Interface dataset entries:
=======
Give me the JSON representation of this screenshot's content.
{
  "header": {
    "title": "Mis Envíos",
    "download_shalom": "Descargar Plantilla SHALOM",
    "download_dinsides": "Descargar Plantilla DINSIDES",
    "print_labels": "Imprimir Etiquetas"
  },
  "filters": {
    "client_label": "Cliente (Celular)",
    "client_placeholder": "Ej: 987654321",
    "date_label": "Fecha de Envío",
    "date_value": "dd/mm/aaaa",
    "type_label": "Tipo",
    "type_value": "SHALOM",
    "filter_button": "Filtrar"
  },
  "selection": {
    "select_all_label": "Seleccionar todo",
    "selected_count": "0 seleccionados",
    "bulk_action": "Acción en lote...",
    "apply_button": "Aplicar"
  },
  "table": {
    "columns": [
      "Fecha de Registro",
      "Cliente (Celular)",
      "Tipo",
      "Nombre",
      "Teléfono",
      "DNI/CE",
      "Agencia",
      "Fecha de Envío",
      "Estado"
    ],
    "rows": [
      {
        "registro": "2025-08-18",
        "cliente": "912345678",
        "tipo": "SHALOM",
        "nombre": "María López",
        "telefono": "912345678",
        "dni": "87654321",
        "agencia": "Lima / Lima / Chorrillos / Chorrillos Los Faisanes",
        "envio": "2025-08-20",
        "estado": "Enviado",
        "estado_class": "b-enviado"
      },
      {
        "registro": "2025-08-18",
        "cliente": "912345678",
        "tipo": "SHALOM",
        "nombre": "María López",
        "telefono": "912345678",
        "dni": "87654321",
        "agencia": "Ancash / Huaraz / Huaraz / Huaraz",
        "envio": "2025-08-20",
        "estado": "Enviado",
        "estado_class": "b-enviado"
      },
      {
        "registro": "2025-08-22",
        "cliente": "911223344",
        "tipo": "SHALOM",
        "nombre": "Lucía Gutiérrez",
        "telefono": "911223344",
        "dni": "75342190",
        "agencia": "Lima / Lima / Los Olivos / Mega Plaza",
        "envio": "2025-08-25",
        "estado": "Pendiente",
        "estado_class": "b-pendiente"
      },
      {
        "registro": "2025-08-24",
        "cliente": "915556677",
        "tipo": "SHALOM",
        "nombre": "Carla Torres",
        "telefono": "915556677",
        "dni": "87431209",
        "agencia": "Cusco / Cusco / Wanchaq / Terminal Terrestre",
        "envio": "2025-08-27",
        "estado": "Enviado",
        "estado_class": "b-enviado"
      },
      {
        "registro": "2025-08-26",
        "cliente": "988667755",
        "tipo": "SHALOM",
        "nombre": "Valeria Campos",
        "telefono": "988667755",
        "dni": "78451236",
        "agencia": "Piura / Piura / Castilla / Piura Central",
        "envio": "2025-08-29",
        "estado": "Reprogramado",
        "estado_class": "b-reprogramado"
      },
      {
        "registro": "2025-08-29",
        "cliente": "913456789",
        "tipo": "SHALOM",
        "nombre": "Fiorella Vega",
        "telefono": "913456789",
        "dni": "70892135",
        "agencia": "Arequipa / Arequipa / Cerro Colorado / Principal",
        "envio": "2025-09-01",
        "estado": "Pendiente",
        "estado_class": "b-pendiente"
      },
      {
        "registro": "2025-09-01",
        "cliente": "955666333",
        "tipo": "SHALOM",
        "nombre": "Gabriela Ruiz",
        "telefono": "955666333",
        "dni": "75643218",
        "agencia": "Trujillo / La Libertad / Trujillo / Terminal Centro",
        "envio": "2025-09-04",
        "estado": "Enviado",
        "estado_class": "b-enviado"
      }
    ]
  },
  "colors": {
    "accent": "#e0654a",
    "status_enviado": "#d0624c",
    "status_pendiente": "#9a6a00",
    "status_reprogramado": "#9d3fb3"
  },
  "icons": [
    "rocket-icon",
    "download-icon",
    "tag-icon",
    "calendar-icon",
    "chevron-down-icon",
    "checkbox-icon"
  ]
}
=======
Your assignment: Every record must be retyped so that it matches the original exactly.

Solution to this problem:
Give me the JSON representation of this screenshot's content.
{
  "header": {
    "title": "Mis Envíos",
    "download_shalom": "Descargar Plantilla SHALOM",
    "download_dinsides": "Descargar Plantilla DINSIDES",
    "print_labels": "Imprimir Etiquetas"
  },
  "filters": {
    "client_label": "Cliente (Celular)",
    "client_placeholder": "Ej: 987654321",
    "date_label": "Fecha de Envío",
    "date_value": "dd/mm/aaaa",
    "type_label": "Tipo",
    "type_value": "SHALOM",
    "filter_button": "Filtrar"
  },
  "selection": {
    "select_all_label": "Seleccionar todo",
    "selected_count": "0 seleccionados",
    "bulk_action": "Acción en lote...",
    "apply_button": "Aplicar"
  },
  "table": {
    "columns": [
      "Fecha de Registro",
      "Cliente (Celular)",
      "Tipo",
      "Nombre",
      "Teléfono",
      "DNI/CE",
      "Agencia",
      "Fecha de Envío",
      "Estado"
    ],
    "rows": [
      {
        "registro": "2025-08-18",
        "cliente": "912345678",
        "tipo": "SHALOM",
        "nombre": "María López",
        "telefono": "912345678",
        "dni": "87654321",
        "agencia": "Lima / Lima / Chorrillos / Chorrillos Los Faisanes",
        "envio": "2025-08-20",
        "estado": "Enviado",
        "estado_class": "b-enviado"
      },
      {
        "registro": "2025-08-18",
        "cliente": "912345678",
        "tipo": "SHALOM",
        "nombre": "María López",
        "telefono": "912345678",
        "dni": "87654321",
        "agencia": "Ancash / Huaraz / Huaraz / Huaraz",
        "envio": "2025-08-20",
        "estado": "Enviado",
        "estado_class": "b-enviado"
      },
      {
        "registro": "2025-08-22",
        "cliente": "911223344",
        "tipo": "SHALOM",
        "nombre": "Lucía Gutiérrez",
        "telefono": "911223344",
        "dni": "75342190",
        "agencia": "Lima / Lima / Los Olivos / Mega Plaza",
        "envio": "2025-08-25",
        "estado": "Pendiente",
        "estado_class": "b-pendiente"
      },
      {
        "registro": "2025-08-24",
        "cliente": "915556677",
        "tipo": "SHALOM",
        "nombre": "Carla Torres",
        "telefono": "915556677",
        "dni": "87431209",
        "agencia": "Cusco / Cusco / Wanchaq / Terminal Terrestre",
        "envio": "2025-08-27",
        "estado": "Enviado",
        "estado_class": "b-enviado"
      },
      {
        "registro": "2025-08-26",
        "cliente": "988667755",
        "tipo": "SHALOM",
        "nombre": "Valeria Campos",
        "telefono": "988667755",
        "dni": "78451236",
        "agencia": "Piura / Piura / Castilla / Piura Central",
        "envio": "2025-08-29",
        "estado": "Reprogramado",
        "estado_class": "b-reprogramado"
      },
      {
        "registro": "2025-08-29",
        "cliente": "913456789",
        "tipo": "SHALOM",
        "nombre": "Fiorella Vega",
        "telefono": "913456789",
        "dni": "70892135",
        "agencia": "Arequipa / Arequipa / Cerro Colorado / Principal",
        "envio": "2025-09-01",
        "estado": "Pendiente",
        "estado_class": "b-pendiente"
      },
      {
        "registro": "2025-09-01",
        "cliente": "955666333",
        "tipo": "SHALOM",
        "nombre": "Gabriela Ruiz",
        "telefono": "955666333",
        "dni": "75643218",
        "agencia": "Trujillo / La Libertad / Trujillo / Terminal Centro",
        "envio": "2025-09-04",
        "estado": "Enviado",
        "estado_class": "b-enviado"
      }
    ]
  },
  "colors": {
    "accent": "#e0654a",
    "status_enviado": "#d0624c",
    "status_pendiente": "#9a6a00",
    "status_reprogramado": "#9d3fb3"
  },
  "icons": [
    "rocket-icon",
    "download-icon",
    "tag-icon",
    "calendar-icon",
    "chevron-down-icon",
    "checkbox-icon"
  ]
}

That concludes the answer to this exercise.